It's worth mentioning that we encountered a slight bug while playing United Offensive. The expansion retains Call of Duty's mechanic that prevents you from opening doors on your own. As a result, you have to wait for another soldier to run up and open a door for you. The problem is, we ran into a couple of instances in which the scripting broke, and that soldier didn't appear. So then we had to go back to an earlier save point. Also, though you can quicksave the game at any point, it automatically saves at certain checkpoints, which is helpful when you're caught up in the game's action. However, when you're low on health, the autosaving doesn't kick in (apparently so that you aren't stuck at death's door if you load up the saved game). We mistakenly thought this was a bug as we played through long stretches without any autosaving.
As testament to the sheer amount of chaos on the screen, United Offensive pushes the aged Quake III engine to its limits, and even high-end machines may stutter at times to keep up with all the action. However, the action is generally smooth, and the graphics have even been improved a bit from Call of Duty. In particular, explosions and smoke effects are rendered beautifully now, and it's a visual treat to watch an artillery barrage rain down around you. You'll see trees shatter, huge plumes of dirt will kick up into the air, and the earth will shake all around you. And, yes, the excellent sound effects that were in Call of Duty are back, from the overwhelming noise of gunfire and explosions to the squeal of tank treads in the distance to the dreaded sound of a Stuka dive-bomber coming in for a bombing run.
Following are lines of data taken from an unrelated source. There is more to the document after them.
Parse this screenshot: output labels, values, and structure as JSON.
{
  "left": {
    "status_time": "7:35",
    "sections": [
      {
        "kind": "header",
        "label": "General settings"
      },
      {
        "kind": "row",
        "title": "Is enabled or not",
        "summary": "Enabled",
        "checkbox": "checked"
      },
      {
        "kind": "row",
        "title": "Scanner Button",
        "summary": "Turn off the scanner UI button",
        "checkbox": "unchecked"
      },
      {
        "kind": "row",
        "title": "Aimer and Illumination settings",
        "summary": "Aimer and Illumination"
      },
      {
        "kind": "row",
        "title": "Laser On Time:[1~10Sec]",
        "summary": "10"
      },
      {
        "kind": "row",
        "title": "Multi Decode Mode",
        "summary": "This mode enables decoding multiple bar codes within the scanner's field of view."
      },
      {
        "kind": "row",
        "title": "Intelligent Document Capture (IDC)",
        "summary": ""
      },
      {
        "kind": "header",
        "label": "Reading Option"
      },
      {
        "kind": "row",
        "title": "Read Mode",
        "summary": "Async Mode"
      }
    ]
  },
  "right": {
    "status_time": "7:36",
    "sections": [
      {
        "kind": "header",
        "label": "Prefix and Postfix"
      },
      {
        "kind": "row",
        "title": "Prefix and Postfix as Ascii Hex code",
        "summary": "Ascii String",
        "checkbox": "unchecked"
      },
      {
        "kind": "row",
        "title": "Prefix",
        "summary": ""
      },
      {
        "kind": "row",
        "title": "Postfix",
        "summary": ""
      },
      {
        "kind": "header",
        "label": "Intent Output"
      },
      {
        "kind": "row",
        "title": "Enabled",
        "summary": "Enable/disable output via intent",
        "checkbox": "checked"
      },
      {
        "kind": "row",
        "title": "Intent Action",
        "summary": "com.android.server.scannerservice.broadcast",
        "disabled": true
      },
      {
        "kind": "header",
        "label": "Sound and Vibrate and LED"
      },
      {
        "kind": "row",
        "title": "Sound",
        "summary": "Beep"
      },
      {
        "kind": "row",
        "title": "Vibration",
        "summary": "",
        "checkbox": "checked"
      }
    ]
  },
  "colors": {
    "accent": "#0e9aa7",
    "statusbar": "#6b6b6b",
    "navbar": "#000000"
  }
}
By turning up the intensity, United Offensive breathes new life into Call of Duty, which is saying quite a bit, because Call of Duty is an impressive game by itself. Nonetheless, this is an excellent expansion. The single-player campaign may be a bit brief, but it's packed with plenty of cinematic moments, and the new multiplayer gameplay should keep you busy long after you've blown through the single-player game. It's a no-brainer to say that United Offensive is a must-have if you enjoyed Call of Duty.